by Loren Seibold
I call your attention to a piece in the July-August issue of Atlantic magazine, by Jonathan Rauch, about Christians refusing business from people whom they consider to be sinning. He gives the example of Pack Leader Plus, a Christian-owned dog-walking service in St. Louis that refused to continue serving a customer's pets because the customer supports the legalization of marijuana.
They're not alone in closing doors to what Rauch calls "un-Christian custom." Another case (and one that has made it to the courts) has to do with wedding businesses that refuse to work for gay customers, on the theory that baking a cake for a gay wedding is in effect endorsing gay marriage.
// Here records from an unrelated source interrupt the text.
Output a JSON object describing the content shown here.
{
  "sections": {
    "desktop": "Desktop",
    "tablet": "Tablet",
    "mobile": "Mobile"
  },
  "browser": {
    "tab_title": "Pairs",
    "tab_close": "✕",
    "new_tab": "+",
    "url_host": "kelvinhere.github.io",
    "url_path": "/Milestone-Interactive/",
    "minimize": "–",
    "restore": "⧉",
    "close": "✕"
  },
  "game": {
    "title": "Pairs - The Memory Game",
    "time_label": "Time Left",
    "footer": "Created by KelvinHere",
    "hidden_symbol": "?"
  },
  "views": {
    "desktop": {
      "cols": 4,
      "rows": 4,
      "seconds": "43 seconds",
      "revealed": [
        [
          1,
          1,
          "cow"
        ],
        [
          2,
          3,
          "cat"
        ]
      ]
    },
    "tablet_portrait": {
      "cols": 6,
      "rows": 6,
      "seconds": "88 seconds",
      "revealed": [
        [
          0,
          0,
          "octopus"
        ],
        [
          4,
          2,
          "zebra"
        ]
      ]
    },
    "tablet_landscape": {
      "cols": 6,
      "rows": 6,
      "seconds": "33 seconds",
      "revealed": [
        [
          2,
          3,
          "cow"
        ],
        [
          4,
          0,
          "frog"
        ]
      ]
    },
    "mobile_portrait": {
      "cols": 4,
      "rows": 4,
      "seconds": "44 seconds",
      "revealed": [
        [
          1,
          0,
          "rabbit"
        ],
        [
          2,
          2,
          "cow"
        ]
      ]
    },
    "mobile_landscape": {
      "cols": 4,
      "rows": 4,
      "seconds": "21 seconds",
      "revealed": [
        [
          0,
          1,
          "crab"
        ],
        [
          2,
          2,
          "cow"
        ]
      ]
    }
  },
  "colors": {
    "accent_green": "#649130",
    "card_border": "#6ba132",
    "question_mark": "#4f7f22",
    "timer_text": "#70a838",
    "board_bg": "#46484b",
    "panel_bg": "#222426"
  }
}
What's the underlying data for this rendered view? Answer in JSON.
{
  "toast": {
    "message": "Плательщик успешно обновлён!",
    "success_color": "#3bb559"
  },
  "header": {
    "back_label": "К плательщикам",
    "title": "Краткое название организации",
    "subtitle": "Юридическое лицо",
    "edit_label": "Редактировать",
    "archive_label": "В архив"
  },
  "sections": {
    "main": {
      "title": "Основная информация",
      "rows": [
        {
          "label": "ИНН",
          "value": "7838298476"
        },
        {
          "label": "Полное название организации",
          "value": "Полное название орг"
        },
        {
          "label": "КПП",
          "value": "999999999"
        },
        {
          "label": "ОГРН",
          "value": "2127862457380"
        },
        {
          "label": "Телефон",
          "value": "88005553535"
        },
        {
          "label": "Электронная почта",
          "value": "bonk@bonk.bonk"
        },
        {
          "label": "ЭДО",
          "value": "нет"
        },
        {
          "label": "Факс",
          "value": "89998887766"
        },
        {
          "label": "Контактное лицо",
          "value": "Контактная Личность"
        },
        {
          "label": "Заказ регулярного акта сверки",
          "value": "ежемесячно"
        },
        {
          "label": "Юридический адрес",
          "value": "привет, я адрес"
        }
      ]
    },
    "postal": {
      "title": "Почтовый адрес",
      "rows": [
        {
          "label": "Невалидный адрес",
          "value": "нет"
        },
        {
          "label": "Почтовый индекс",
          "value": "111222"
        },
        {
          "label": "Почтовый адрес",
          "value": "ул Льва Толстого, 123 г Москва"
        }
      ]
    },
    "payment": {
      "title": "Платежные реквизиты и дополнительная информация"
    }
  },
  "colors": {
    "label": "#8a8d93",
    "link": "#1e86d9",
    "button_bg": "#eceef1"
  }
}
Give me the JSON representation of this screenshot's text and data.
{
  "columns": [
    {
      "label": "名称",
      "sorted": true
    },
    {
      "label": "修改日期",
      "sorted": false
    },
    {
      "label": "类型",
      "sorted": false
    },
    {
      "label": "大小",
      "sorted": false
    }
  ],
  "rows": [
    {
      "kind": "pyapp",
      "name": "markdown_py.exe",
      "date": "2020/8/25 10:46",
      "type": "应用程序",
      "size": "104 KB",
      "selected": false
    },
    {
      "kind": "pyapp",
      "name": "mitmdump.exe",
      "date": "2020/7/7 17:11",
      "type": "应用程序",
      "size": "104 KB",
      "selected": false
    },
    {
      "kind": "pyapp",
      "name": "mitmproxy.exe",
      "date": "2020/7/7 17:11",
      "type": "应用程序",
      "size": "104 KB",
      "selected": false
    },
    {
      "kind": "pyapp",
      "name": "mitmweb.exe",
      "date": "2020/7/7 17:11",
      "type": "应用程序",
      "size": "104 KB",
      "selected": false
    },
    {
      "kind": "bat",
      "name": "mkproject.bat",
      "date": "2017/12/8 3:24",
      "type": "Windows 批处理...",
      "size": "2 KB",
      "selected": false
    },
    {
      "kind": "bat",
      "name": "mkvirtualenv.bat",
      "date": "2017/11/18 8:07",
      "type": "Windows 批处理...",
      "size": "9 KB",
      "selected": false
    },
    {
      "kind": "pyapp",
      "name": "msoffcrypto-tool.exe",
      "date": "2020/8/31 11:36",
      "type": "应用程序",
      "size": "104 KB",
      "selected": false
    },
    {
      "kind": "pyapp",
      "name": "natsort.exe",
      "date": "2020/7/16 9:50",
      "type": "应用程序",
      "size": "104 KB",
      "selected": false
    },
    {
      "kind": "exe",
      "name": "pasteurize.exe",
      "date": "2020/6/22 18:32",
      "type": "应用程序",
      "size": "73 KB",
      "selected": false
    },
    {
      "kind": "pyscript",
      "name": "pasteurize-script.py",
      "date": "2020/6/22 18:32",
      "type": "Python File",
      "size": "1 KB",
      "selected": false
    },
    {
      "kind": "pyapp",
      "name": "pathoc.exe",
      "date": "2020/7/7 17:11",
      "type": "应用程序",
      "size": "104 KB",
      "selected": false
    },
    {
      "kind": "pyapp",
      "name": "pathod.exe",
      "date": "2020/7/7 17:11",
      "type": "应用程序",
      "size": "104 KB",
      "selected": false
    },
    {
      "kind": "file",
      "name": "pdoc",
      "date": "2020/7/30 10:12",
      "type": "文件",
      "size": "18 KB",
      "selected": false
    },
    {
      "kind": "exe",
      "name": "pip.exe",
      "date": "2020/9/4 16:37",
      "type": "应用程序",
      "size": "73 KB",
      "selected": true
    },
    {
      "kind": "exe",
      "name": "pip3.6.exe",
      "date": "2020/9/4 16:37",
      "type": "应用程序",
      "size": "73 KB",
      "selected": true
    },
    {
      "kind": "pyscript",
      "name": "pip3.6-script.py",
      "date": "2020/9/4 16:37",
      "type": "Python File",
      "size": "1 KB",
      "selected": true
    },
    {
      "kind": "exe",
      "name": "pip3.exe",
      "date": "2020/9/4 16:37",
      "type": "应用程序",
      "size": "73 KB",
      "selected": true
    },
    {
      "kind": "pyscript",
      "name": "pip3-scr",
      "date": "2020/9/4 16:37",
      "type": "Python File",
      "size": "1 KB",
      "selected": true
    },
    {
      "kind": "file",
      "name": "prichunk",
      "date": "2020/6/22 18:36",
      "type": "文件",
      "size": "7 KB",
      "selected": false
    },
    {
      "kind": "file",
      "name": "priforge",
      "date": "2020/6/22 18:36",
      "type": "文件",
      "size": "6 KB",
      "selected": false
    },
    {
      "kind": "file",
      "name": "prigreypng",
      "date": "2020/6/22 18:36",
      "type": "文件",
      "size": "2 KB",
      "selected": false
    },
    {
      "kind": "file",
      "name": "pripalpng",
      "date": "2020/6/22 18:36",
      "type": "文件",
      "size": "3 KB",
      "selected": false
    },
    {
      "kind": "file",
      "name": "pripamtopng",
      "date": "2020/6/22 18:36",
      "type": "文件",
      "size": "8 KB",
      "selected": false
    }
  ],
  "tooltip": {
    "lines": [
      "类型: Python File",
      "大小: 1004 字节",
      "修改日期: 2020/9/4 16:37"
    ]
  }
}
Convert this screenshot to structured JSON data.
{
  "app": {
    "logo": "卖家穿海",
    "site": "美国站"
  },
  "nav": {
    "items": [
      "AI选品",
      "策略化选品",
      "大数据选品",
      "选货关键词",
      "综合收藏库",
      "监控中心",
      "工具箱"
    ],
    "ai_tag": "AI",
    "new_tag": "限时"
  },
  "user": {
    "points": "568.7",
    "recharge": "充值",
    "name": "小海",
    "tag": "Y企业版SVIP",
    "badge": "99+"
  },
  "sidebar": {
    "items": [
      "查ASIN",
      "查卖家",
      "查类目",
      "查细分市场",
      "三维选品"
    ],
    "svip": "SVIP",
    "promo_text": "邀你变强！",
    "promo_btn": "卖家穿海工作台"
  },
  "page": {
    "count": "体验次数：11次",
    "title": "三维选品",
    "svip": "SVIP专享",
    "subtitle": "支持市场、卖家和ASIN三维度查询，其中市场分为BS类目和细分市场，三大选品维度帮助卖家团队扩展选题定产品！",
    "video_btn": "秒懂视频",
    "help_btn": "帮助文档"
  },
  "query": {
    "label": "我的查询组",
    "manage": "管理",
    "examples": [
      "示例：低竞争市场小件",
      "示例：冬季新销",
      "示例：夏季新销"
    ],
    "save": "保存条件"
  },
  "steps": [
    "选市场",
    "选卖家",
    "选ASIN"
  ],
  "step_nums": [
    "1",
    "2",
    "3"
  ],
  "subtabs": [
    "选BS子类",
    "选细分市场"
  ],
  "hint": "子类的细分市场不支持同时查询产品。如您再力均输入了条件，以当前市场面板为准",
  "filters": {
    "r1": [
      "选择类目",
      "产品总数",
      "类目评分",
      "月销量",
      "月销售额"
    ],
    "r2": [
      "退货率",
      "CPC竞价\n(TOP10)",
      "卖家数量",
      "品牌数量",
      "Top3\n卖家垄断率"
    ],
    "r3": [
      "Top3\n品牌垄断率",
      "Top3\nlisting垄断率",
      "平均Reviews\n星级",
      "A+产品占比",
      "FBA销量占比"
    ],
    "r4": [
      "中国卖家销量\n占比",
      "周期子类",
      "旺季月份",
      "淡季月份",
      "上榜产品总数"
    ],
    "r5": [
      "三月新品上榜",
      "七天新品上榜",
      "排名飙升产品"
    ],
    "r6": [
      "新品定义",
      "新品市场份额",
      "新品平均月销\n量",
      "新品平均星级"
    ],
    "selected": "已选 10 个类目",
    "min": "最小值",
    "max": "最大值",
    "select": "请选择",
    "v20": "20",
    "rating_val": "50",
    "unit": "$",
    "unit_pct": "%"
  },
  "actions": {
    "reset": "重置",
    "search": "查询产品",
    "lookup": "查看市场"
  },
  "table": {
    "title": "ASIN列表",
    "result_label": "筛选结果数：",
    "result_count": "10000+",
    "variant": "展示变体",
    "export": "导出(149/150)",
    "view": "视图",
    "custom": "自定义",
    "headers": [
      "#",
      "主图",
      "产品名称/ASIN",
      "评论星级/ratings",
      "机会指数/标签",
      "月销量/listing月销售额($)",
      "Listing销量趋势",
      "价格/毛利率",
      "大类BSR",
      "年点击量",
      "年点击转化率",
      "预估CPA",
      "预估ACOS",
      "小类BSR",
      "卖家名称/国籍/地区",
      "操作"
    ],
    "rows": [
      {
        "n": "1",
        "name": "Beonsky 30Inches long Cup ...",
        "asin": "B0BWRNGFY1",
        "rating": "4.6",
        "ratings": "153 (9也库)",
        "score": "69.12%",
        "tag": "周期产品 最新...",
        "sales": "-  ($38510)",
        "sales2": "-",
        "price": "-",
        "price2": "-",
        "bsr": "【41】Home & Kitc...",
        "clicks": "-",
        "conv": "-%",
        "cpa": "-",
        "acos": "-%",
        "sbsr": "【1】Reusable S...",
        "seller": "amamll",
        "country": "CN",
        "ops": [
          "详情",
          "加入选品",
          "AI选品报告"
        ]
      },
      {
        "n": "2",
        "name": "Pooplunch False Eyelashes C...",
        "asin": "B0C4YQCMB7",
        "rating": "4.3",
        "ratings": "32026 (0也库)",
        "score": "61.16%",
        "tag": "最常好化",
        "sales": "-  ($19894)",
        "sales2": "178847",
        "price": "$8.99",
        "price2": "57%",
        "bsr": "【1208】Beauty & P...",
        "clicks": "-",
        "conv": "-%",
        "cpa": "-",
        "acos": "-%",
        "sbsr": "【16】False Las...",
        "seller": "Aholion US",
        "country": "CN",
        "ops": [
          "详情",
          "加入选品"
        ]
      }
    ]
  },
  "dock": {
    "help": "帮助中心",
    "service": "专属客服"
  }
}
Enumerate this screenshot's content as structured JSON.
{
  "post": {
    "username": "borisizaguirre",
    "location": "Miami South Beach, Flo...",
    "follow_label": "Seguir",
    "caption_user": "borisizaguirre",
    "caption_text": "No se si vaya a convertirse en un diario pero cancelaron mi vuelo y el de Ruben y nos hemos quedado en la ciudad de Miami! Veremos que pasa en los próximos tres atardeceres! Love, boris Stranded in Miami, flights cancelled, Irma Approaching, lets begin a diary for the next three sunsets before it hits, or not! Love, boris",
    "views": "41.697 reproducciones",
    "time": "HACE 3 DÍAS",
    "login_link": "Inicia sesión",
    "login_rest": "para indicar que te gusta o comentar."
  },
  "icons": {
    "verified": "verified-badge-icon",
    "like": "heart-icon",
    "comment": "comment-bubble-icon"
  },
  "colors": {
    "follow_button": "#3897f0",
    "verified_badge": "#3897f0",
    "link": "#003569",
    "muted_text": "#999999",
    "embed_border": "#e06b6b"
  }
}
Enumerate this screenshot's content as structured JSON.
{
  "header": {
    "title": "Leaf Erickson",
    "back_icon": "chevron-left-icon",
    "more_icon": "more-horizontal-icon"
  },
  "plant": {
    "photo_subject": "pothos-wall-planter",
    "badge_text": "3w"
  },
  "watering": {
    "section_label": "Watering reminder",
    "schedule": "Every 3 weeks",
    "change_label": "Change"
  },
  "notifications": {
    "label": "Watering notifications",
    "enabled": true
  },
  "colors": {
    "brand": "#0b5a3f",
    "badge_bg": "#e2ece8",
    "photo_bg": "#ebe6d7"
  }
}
Rauch identifies a useful polarity here, between Christian secession from culture and accomodation with it. He implies that secession is a relatively new current in American religion: "As far as I know, it never occcurred to Catholic bakers to tell remarrying customers to take their business elsewhere." He quotes conservative Ed Whelan that "Those of us growing up in the 1960's and 1970s grew up with an assimilationist ethic… [But] as the culture has become less hospitable to religious beliefs, there is a greater need to be more vigilant." Christians, Rauch surmises, are afraid that discriminatory religious convictions will become as unpopular as racism, and believers pushed out of jobs and contracts. So, ironically, some have reacted by refusing work from those with whom they disagree.
Have lines in the culture war hardened where religion is concerned? I give Rauch (who identifies himself as a gay atheist) credit for recognizing that religious people have the right to accomodation. "There is an absolutist streak among some secular civil-rights advocates. They think, justifiably, that discrimination is wrong and should not be tolerated, but they are too quick to overlook the unique role religion plays in American life and the unique protections it enjoys under the First Amendment."
His argument is that Christian secession simply isn't a wise strategy for the church. It "puts the faithful in open conflict with the value that young Americans hold most sacred." He suggests that Christians ought to tap into their "missionary tradition of engagement and education, of resolutely and even cheerfully going out into an often uncomprehending world, rather than staying home with the shutters closed."
He adds, "This much I can guarantee: the First Church of Discrimination will find few adherents in 21st-century America." "They might as well write off the next two or three or 10 generations, among whom nondiscrimination is the 11th commandment."
Is Rauch right or wrong? What do you think?